 LDP, Jūten seisaku shū [Important Policies] 26 (2014), http://jimin.ncss.nifty.com/pdf/news/policy/126585 _1.pdf.
 Heisei 26 nen to undō hōshin [2014 Party Policy on Action Plan], § 1(3), LDP, https://www.jimin.jp/aboutus/ convention/81/123389.html (last visited Feb. 20, 2015). See also “Jimin, zenkoku de kenpo taiwa shukai” jissai wa tonai kenshu kai [“LDP, Nationwide Dialogs” Actually Party Study meetings], GoHoo (Apr. 10, 2014), http://ar chive.gohoo.org/alerts/140410/.

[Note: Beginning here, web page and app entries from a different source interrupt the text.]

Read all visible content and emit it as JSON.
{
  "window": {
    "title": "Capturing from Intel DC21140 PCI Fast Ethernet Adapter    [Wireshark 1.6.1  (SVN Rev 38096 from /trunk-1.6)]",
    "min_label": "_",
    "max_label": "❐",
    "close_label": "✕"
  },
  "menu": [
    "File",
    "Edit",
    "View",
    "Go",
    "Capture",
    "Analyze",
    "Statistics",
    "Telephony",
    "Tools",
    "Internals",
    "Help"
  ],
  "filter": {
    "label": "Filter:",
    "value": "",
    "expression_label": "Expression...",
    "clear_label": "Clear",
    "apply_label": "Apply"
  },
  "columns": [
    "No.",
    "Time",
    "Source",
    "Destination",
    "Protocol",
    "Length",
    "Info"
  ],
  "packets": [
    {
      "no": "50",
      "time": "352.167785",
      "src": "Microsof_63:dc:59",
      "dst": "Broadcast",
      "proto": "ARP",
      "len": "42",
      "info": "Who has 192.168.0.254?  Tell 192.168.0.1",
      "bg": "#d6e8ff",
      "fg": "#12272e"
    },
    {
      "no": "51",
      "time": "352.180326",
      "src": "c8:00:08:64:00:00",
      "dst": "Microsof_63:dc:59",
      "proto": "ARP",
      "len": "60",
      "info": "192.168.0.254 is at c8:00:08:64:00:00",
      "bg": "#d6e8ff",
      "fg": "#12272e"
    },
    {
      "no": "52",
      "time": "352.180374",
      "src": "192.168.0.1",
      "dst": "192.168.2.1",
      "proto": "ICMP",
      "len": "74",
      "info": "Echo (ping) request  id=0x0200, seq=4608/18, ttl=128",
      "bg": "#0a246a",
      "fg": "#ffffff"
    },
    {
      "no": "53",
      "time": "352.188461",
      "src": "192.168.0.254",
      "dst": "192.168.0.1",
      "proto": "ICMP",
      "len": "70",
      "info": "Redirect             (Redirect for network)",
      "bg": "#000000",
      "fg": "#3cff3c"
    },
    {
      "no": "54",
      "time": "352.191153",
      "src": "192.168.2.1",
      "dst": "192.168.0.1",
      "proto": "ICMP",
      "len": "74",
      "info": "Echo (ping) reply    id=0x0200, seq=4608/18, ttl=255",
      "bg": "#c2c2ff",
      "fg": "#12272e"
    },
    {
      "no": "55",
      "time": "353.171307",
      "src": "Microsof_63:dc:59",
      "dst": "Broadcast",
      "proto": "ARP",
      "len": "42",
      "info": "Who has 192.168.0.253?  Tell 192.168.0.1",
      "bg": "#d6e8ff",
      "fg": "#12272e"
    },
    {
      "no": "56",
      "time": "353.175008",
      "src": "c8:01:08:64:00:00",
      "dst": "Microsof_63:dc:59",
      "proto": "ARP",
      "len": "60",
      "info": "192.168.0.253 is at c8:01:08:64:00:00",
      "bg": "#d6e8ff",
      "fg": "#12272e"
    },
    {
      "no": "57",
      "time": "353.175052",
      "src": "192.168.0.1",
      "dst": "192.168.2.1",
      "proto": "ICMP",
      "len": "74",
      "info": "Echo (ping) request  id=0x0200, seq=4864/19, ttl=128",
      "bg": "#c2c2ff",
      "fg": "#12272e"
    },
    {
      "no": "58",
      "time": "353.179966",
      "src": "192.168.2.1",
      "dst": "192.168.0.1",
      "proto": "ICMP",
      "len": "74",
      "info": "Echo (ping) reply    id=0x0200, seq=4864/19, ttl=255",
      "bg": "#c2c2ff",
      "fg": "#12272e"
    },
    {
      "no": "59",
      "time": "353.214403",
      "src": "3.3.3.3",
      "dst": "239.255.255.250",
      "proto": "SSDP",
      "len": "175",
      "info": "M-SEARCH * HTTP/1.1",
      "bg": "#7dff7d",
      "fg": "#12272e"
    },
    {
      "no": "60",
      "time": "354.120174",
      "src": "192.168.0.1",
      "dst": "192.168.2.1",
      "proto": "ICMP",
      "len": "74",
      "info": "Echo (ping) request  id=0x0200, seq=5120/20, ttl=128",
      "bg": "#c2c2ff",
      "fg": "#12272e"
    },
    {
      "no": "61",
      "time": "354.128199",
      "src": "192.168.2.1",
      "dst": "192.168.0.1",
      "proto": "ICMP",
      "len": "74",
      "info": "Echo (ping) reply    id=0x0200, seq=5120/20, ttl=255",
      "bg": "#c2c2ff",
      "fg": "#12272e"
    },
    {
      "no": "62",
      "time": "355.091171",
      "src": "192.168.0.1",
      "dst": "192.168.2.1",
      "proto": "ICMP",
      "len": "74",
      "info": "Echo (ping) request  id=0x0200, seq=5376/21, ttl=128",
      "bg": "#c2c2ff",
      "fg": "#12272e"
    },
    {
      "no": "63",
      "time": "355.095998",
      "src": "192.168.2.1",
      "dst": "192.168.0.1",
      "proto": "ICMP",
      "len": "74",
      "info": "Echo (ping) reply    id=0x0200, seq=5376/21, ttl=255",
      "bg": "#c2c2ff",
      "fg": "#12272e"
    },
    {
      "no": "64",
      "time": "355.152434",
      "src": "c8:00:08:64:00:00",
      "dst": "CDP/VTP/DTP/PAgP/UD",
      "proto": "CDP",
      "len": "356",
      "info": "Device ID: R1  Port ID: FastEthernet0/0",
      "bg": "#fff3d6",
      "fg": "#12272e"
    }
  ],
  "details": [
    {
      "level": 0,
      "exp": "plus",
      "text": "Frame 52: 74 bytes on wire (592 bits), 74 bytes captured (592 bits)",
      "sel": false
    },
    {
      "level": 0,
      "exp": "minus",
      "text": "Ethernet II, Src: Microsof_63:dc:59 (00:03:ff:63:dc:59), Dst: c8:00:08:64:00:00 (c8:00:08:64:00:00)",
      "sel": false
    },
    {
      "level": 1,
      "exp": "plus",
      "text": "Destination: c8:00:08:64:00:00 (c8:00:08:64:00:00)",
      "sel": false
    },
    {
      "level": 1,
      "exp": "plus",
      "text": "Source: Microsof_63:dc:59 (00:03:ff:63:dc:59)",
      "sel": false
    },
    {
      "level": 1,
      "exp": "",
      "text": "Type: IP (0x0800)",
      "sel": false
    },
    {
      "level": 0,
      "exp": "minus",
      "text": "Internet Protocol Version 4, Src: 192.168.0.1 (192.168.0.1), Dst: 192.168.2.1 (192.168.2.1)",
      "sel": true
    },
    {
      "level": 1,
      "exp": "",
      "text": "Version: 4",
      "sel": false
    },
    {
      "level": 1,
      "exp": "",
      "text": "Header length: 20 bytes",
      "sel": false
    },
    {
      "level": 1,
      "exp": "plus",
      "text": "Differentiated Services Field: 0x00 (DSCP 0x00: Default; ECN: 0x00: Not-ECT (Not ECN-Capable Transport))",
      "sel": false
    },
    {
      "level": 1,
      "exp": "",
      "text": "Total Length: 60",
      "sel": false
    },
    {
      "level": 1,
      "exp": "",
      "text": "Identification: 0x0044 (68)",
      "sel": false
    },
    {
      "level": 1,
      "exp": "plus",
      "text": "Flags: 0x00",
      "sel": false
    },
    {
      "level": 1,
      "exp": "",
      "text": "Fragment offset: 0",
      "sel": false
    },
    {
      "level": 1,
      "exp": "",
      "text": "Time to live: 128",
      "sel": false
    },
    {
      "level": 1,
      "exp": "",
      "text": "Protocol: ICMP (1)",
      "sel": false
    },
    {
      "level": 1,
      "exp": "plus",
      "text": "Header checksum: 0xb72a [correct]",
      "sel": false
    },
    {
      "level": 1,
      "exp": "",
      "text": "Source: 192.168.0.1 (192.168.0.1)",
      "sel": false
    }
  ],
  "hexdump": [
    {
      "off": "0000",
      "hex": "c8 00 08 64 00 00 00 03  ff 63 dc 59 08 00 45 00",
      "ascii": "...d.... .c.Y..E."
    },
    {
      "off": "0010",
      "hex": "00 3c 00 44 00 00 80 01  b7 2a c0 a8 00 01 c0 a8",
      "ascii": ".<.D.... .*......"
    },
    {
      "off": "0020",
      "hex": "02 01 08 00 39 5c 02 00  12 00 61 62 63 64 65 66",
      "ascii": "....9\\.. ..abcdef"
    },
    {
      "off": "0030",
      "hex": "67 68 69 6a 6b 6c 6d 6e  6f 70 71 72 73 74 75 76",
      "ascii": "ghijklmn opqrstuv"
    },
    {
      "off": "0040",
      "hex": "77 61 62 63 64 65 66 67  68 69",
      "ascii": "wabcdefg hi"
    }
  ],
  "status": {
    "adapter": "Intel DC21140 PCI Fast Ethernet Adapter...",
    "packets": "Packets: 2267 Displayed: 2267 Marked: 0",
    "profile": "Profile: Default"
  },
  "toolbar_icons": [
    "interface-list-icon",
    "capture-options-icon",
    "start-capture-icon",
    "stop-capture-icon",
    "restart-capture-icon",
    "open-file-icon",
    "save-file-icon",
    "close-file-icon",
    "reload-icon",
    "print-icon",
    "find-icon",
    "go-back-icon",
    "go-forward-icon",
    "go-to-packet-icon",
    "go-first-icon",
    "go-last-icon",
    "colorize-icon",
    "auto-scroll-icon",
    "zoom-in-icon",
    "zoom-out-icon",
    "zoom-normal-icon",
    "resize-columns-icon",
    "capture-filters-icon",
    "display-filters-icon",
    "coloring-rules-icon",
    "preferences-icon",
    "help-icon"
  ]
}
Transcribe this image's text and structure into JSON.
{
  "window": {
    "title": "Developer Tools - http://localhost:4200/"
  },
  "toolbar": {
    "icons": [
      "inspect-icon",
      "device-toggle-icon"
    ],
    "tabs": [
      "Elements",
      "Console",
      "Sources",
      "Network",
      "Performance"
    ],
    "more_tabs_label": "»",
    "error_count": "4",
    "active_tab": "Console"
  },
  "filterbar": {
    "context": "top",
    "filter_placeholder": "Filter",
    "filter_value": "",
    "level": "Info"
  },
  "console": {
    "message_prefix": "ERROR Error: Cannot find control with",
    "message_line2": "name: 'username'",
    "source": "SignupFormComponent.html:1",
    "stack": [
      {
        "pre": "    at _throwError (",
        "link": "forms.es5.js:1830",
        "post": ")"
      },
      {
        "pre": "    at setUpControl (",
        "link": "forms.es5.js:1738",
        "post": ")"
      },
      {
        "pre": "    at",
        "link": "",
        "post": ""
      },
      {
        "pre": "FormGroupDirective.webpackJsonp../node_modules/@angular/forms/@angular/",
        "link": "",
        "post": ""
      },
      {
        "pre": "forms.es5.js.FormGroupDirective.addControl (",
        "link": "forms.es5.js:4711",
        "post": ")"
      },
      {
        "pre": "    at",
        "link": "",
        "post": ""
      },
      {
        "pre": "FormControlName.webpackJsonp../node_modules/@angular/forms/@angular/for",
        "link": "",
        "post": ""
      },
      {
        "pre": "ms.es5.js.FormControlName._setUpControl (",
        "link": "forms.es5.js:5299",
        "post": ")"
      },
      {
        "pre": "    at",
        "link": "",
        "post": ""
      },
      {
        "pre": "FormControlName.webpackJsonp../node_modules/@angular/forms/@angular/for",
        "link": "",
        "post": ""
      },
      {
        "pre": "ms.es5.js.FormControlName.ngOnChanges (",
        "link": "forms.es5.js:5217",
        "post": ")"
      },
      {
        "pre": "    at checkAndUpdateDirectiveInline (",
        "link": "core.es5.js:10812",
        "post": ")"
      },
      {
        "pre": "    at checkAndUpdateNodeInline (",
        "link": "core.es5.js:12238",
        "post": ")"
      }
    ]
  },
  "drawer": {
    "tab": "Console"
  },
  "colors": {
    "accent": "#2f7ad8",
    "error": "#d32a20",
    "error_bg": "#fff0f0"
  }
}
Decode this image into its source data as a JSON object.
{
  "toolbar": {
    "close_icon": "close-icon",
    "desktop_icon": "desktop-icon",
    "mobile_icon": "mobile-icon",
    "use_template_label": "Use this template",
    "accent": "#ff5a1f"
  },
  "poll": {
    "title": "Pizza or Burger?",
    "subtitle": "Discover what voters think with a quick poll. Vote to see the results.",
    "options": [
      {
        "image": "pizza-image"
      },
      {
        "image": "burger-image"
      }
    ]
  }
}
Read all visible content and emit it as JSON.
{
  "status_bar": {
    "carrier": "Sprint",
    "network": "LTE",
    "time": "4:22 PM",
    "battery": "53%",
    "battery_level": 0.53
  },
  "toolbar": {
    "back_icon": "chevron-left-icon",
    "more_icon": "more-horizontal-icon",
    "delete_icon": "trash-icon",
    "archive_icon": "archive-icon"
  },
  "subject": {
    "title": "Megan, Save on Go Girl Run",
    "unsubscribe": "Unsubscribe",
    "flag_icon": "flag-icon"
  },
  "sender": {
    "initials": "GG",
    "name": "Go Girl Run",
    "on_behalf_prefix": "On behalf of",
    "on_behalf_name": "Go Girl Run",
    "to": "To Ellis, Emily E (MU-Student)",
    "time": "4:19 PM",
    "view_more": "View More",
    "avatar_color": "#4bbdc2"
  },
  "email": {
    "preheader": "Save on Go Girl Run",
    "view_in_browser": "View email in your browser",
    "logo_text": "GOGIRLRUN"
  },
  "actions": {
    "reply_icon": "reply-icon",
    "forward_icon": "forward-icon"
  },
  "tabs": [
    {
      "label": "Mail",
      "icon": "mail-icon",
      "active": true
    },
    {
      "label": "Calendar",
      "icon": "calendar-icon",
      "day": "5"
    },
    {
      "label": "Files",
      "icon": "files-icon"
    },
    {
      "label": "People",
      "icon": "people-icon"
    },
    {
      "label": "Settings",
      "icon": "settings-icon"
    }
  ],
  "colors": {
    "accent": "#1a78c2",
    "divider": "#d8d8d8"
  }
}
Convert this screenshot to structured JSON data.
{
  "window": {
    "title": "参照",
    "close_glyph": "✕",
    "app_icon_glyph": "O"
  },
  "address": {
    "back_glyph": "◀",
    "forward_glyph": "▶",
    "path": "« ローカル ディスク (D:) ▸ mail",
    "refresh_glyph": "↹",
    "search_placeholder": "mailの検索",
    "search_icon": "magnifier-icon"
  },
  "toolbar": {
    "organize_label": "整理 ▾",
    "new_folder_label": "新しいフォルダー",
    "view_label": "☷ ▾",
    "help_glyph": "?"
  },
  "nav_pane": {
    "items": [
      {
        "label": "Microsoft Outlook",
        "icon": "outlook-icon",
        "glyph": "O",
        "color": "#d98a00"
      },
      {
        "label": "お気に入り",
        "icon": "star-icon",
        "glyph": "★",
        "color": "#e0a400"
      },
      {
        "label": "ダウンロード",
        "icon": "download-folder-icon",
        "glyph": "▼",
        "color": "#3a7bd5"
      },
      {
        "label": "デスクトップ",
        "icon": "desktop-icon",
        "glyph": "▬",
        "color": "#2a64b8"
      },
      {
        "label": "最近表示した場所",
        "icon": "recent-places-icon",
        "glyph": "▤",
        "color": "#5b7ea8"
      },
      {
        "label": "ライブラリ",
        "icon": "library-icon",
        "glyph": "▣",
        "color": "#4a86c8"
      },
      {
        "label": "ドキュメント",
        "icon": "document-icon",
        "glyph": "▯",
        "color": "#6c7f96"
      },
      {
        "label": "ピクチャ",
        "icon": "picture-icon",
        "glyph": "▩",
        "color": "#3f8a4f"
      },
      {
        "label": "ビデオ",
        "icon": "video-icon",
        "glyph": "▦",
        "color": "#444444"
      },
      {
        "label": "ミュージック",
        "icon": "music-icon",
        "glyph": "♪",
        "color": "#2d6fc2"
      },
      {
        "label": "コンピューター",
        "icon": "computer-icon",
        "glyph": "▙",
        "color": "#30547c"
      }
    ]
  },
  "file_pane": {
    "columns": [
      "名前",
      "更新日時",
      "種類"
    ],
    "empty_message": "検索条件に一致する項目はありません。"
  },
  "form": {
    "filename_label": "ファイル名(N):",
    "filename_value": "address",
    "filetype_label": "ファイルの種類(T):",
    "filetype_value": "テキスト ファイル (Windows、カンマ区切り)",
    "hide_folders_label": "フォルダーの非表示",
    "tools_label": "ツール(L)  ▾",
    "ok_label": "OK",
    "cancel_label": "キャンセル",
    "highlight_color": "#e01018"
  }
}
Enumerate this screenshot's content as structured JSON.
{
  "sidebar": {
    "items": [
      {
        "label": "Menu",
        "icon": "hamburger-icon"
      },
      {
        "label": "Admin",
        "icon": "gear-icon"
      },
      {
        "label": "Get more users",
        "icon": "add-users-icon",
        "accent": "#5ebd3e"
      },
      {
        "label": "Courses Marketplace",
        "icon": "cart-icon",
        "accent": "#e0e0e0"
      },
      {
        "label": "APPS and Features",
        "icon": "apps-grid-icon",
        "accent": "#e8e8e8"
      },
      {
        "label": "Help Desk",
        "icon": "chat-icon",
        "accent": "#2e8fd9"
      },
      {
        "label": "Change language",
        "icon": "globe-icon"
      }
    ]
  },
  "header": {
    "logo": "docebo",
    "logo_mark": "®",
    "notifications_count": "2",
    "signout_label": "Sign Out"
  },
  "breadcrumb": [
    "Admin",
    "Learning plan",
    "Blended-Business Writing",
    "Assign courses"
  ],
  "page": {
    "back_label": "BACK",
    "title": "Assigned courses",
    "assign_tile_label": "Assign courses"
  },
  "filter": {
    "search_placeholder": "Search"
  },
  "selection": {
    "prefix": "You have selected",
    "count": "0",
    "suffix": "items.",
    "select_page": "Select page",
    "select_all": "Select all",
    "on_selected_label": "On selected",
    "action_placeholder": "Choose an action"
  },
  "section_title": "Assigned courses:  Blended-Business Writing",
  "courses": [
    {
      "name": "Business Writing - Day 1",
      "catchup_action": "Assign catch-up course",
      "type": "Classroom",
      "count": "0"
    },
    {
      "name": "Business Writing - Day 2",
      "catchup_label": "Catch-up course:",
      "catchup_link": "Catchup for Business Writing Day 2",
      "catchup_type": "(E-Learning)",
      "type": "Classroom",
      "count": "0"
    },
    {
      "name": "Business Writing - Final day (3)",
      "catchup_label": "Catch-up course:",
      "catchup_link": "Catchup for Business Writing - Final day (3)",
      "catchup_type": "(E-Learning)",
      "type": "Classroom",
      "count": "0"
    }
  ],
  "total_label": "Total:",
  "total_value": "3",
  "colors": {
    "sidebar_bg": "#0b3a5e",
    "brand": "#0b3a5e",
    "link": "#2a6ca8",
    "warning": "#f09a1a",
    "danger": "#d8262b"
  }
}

 Heisei 27 nen to undo hoshin [2015 Party Manifesto], LDP, § 1(9) (Mar. 8, 2015), https://www.jimin.jp/about us/convention/82/127229.html.
 Kenpo kaisei e jiyu togi yobikake [Calling for Free Discussion for Constitution Amendment], Yomiuri Newspaper (Apr. 2, 2015) (on file with author).
 Mainichi Newspaper Public Opinion Poll: Approval Rate of the Administration Nose Dive; 82% Answered the Security Bills “Not Explained Enough”, the Administration and Ruling Party Feel Pressed, Mainichi Newspaper (July 19, 2015), http://mainichi.jp/shimen/news/20150719ddm003010081000c.html.
Last Updated: 08/18/2016